# Listed records
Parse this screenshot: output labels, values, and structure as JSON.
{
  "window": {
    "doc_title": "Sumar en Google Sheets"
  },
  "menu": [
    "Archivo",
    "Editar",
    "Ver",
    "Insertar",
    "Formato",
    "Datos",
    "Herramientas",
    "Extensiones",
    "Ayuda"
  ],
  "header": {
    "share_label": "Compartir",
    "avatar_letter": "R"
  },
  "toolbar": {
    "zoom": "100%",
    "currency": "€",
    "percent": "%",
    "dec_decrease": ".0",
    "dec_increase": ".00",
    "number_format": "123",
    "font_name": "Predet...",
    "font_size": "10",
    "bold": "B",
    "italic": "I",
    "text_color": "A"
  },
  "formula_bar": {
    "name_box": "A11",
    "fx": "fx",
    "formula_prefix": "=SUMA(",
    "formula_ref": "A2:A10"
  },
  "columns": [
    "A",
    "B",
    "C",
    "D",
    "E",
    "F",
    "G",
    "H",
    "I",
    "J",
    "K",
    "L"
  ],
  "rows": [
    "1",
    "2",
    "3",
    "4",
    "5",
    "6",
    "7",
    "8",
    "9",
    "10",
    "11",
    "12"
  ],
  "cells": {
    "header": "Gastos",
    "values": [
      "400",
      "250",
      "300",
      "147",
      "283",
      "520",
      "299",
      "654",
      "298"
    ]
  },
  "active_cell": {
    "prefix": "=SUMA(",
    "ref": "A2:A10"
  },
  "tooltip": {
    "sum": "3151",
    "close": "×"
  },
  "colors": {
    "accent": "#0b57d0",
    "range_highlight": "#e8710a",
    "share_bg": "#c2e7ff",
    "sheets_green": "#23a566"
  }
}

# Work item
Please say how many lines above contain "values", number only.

# Task solution
2